- Directions for this task:
Using the entries that follow, collect the lines where the word "сделать" appears.

Element data from apps and pages:

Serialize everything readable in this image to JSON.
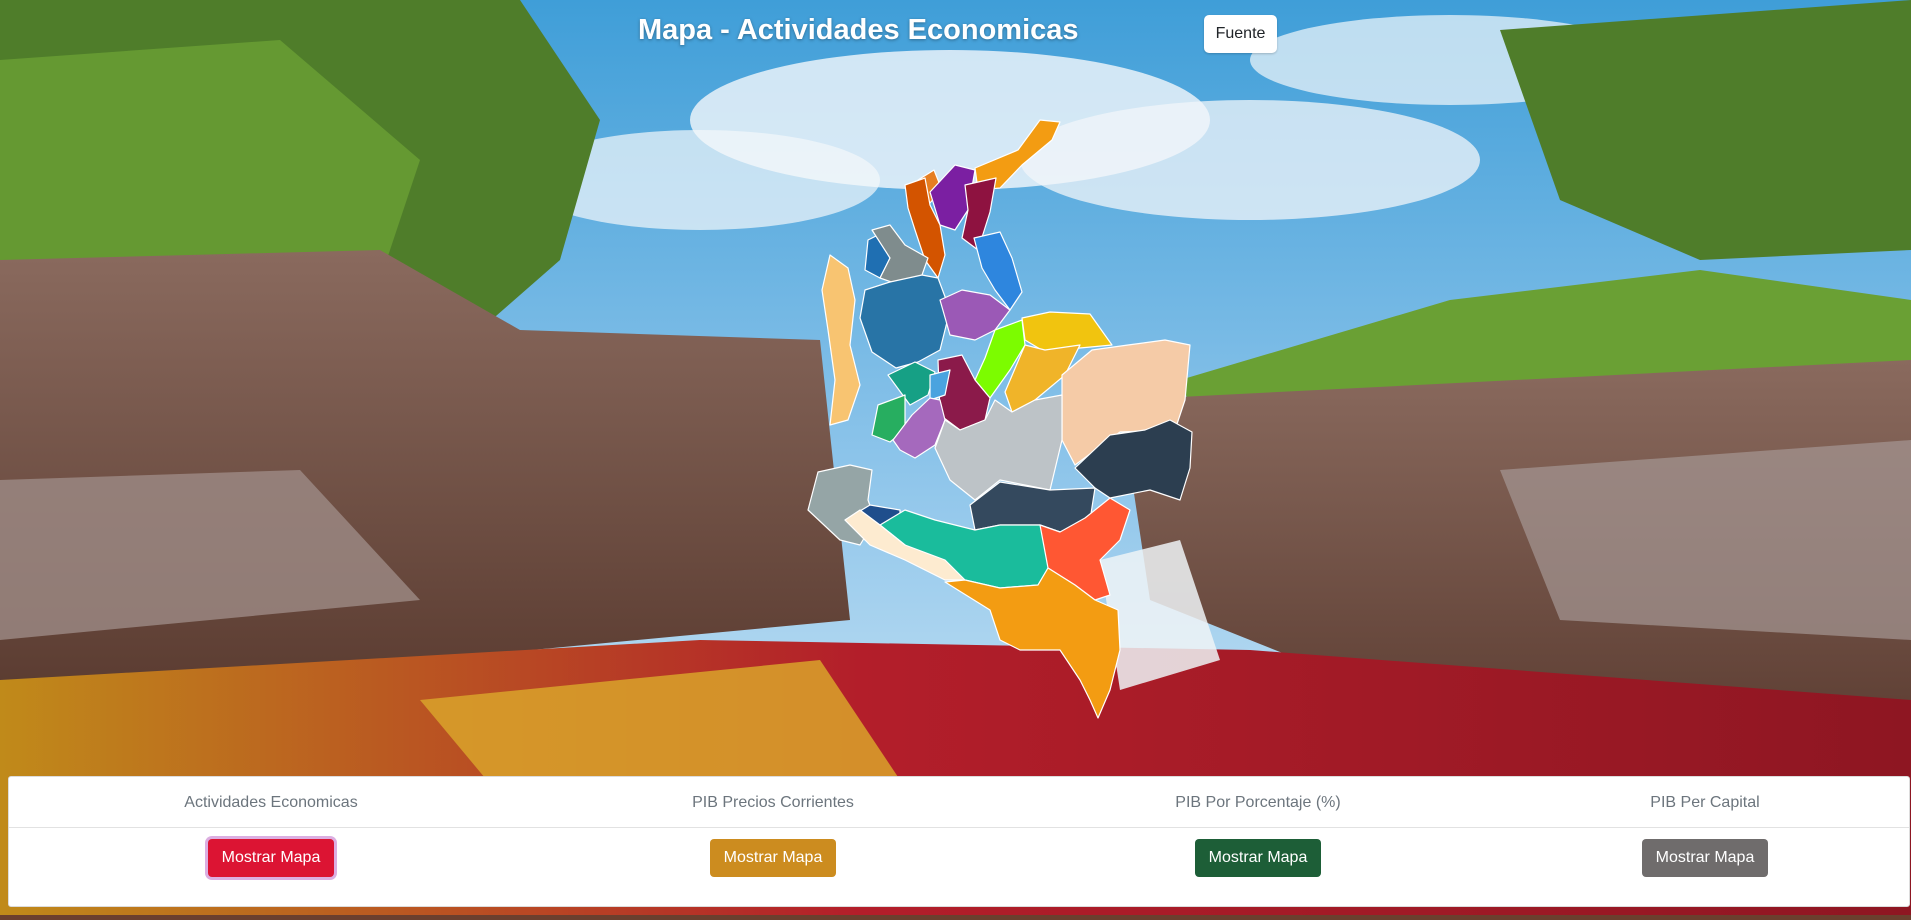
{
  "header": {
    "title": "Mapa - Actividades Economicas",
    "source_button_label": "Fuente"
  },
  "map": {
    "department_colors": [
      "#f39c12",
      "#e67e22",
      "#7b1fa2",
      "#8e1240",
      "#d35400",
      "#2e86de",
      "#1f6fb2",
      "#7f8c8d",
      "#f8c471",
      "#2874a6",
      "#9b59b6",
      "#f1c40f",
      "#7cfc00",
      "#f0b429",
      "#8b1a4a",
      "#16a085",
      "#27ae60",
      "#4aa3df",
      "#a569bd",
      "#f5cba7",
      "#bdc3c7",
      "#2c3e50",
      "#34495e",
      "#95a5a6",
      "#1f4e8c",
      "#1abc9c",
      "#fdebd0",
      "#ff5733"
    ]
  },
  "panel": {
    "columns": [
      {
        "label": "Actividades Economicas",
        "button": "Mostrar Mapa",
        "color": "#dc1433"
      },
      {
        "label": "PIB Precios Corrientes",
        "button": "Mostrar Mapa",
        "color": "#cc8c1f"
      },
      {
        "label": "PIB Por Porcentaje (%)",
        "button": "Mostrar Mapa",
        "color": "#1d5e37"
      },
      {
        "label": "PIB Per Capital",
        "button": "Mostrar Mapa",
        "color": "#6f6c6c"
      }
    ]
  }
}
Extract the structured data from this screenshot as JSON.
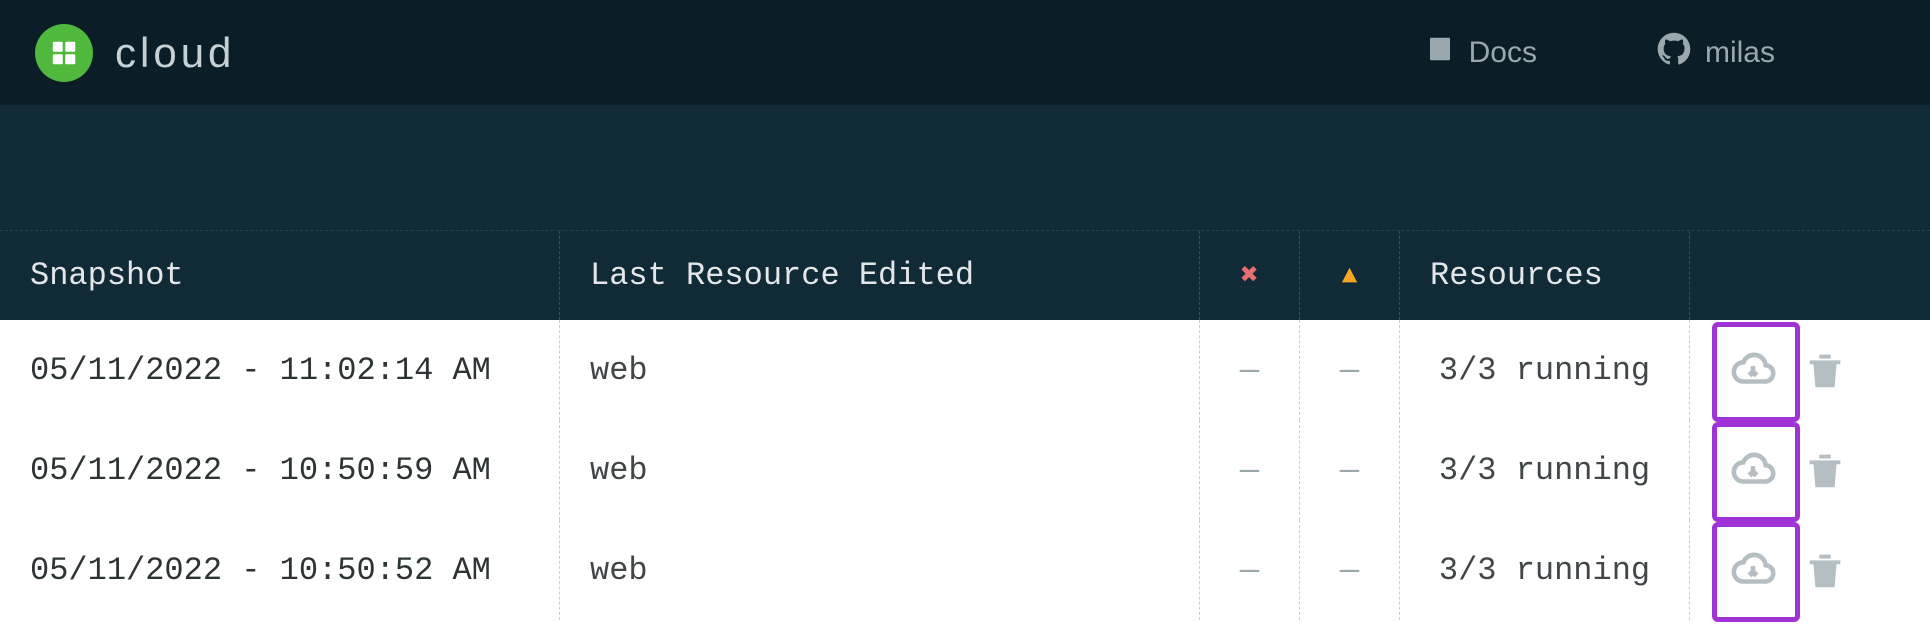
{
  "header": {
    "brand": "cloud",
    "links": {
      "docs": "Docs",
      "user": "milas"
    }
  },
  "table": {
    "columns": {
      "snapshot": "Snapshot",
      "last_resource_edited": "Last Resource Edited",
      "errors_icon": "error-icon",
      "warnings_icon": "warning-icon",
      "resources": "Resources"
    },
    "rows": [
      {
        "snapshot": "05/11/2022 - 11:02:14 AM",
        "last_resource_edited": "web",
        "errors": "—",
        "warnings": "—",
        "resources": "3/3 running"
      },
      {
        "snapshot": "05/11/2022 - 10:50:59 AM",
        "last_resource_edited": "web",
        "errors": "—",
        "warnings": "—",
        "resources": "3/3 running"
      },
      {
        "snapshot": "05/11/2022 - 10:50:52 AM",
        "last_resource_edited": "web",
        "errors": "—",
        "warnings": "—",
        "resources": "3/3 running"
      }
    ]
  },
  "colors": {
    "bg_dark": "#0b1d26",
    "bg_subheader": "#102a36",
    "accent_green": "#4fb83d",
    "highlight_purple": "#a033d6",
    "error_red": "#e76f6f",
    "warning_orange": "#f5a623"
  }
}
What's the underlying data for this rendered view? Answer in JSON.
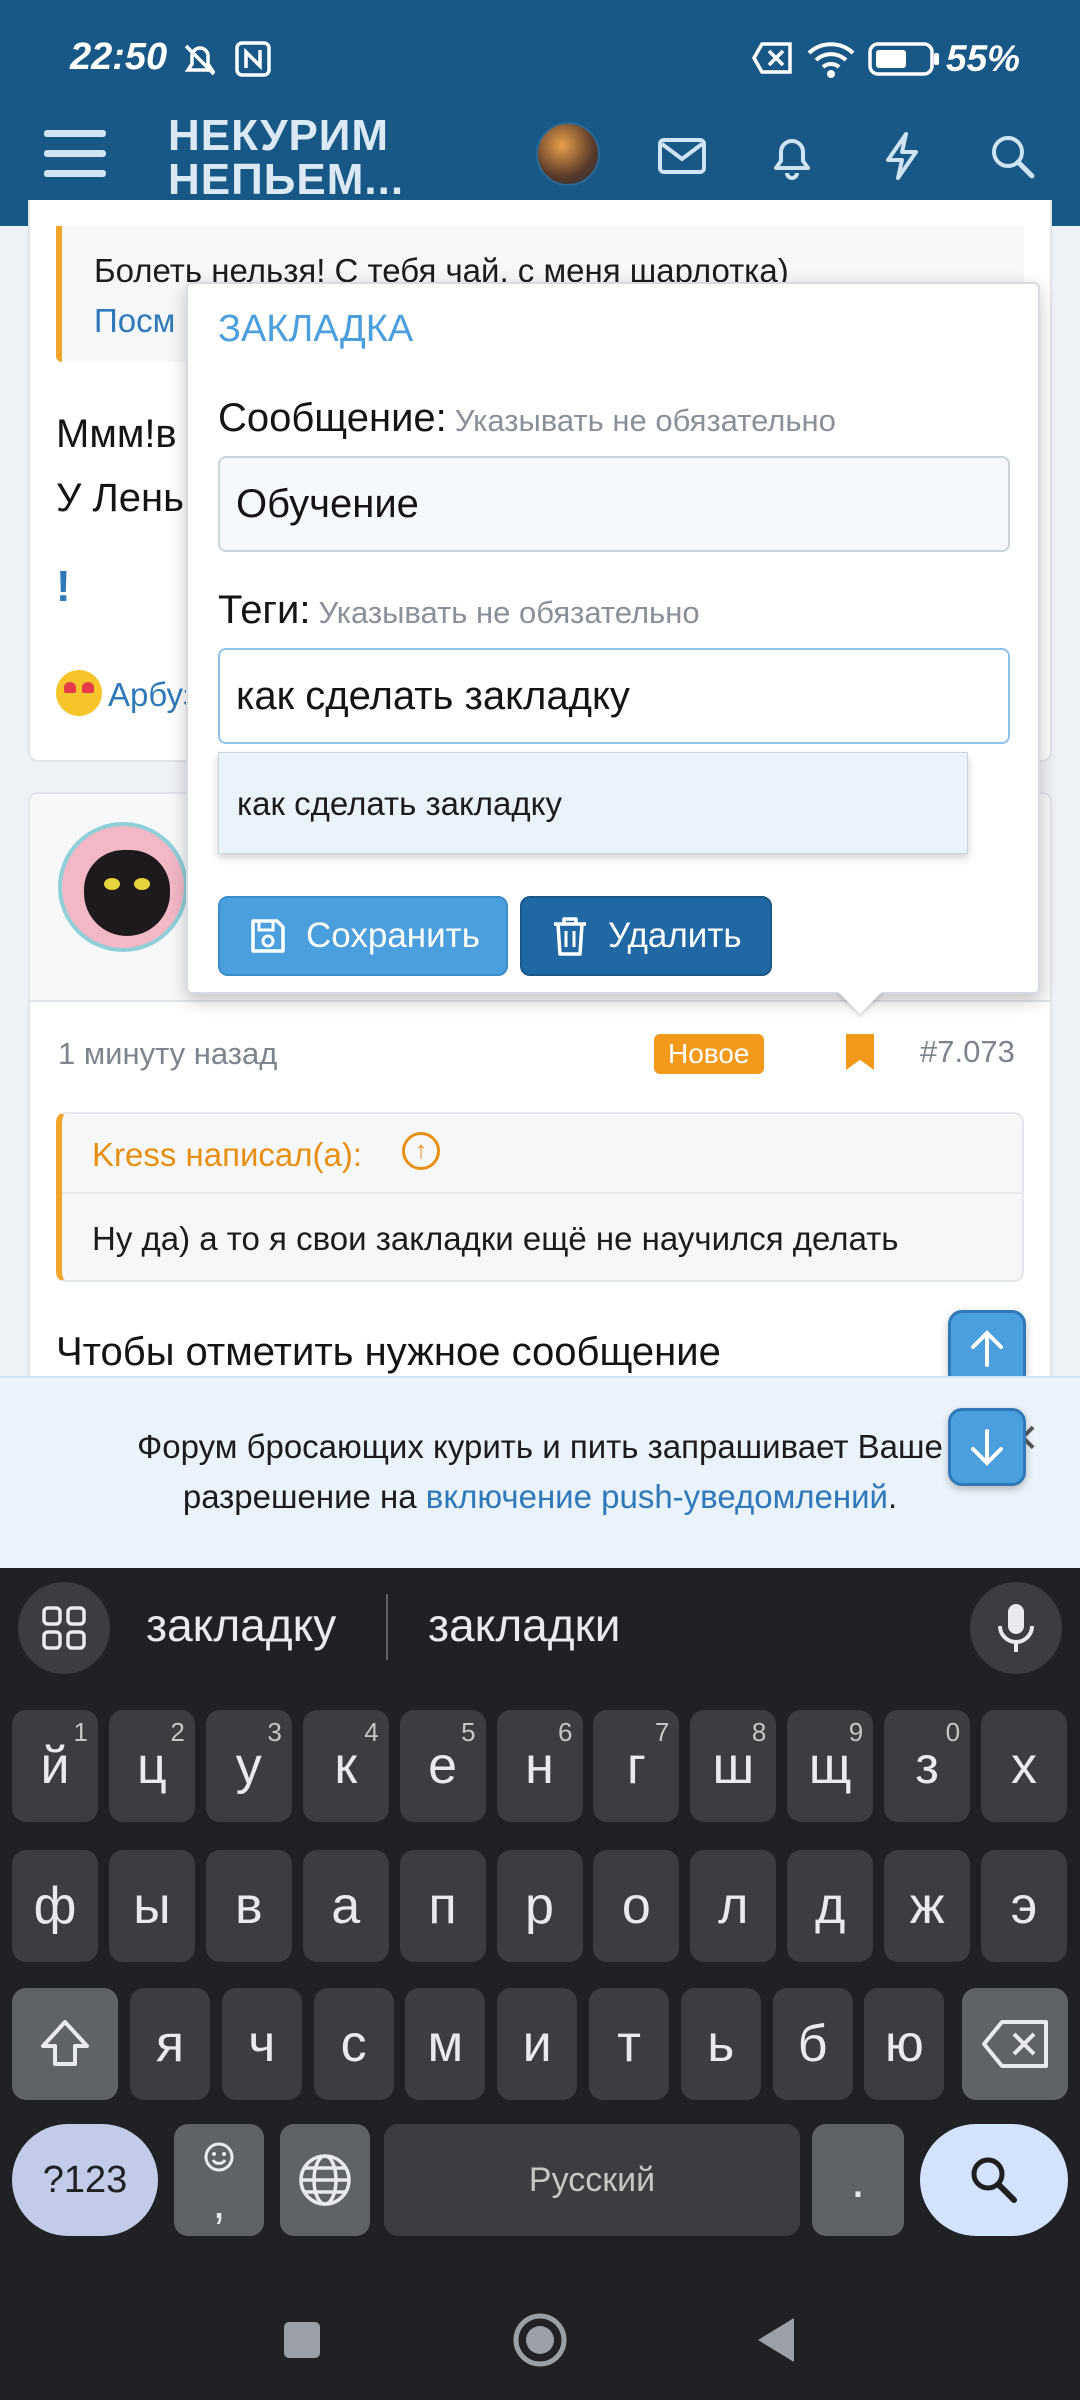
{
  "status_bar": {
    "time": "22:50",
    "battery": "55%"
  },
  "header": {
    "logo_line1": "НЕКУРИМ",
    "logo_line2": "НЕПЬЕМ..."
  },
  "background_post": {
    "quote_text": "Болеть нельзя! С тебя чай, с меня шарлотка)",
    "quote_more": "Посм",
    "text_line1": "Ммм!в",
    "text_line2": "У Лень",
    "exclamation": "!",
    "reaction_user": "Арбуз"
  },
  "post": {
    "time": "1 минуту назад",
    "badge": "Новое",
    "number": "#7.073",
    "quote_author": "Kress написал(а):",
    "quote_text": "Ну да) а то я свои закладки ещё не научился делать",
    "body_start": "Чтобы отметить нужное сообщение"
  },
  "bookmark_popup": {
    "title": "ЗАКЛАДКА",
    "message_label": "Сообщение:",
    "message_hint": "Указывать не обязательно",
    "message_value": "Обучение",
    "tags_label": "Теги:",
    "tags_hint": "Указывать не обязательно",
    "tags_value": "как сделать закладку",
    "suggestion": "как сделать закладку",
    "save_label": "Сохранить",
    "delete_label": "Удалить"
  },
  "push_notice": {
    "text_before": "Форум бросающих курить и пить запрашивает Ваше разрешение на",
    "link_text": "включение push-уведомлений",
    "text_after": ".",
    "close": "✕"
  },
  "keyboard": {
    "suggestions": [
      "закладку",
      "закладки"
    ],
    "row1": [
      {
        "k": "й",
        "n": "1"
      },
      {
        "k": "ц",
        "n": "2"
      },
      {
        "k": "у",
        "n": "3"
      },
      {
        "k": "к",
        "n": "4"
      },
      {
        "k": "е",
        "n": "5"
      },
      {
        "k": "н",
        "n": "6"
      },
      {
        "k": "г",
        "n": "7"
      },
      {
        "k": "ш",
        "n": "8"
      },
      {
        "k": "щ",
        "n": "9"
      },
      {
        "k": "з",
        "n": "0"
      },
      {
        "k": "х",
        "n": ""
      }
    ],
    "row2": [
      "ф",
      "ы",
      "в",
      "а",
      "п",
      "р",
      "о",
      "л",
      "д",
      "ж",
      "э"
    ],
    "row3": [
      "я",
      "ч",
      "с",
      "м",
      "и",
      "т",
      "ь",
      "б",
      "ю"
    ],
    "sym_label": "?123",
    "emoji_comma": ",",
    "space_label": "Русский",
    "period": "."
  },
  "icons": [
    "hamburger-icon",
    "mail-icon",
    "bell-icon",
    "bolt-icon",
    "search-icon",
    "save-icon",
    "trash-icon",
    "bookmark-icon",
    "arrow-up-icon",
    "arrow-down-icon",
    "mic-icon",
    "globe-icon",
    "shift-icon",
    "backspace-icon"
  ],
  "colors": {
    "header": "#185886",
    "accent": "#4a9fdc",
    "orange": "#f39a1c",
    "delete_button": "#1f68a3"
  }
}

- Reply to the task:
    "tags_value": "как сделать закладку",
    "suggestion": "как сделать закладку",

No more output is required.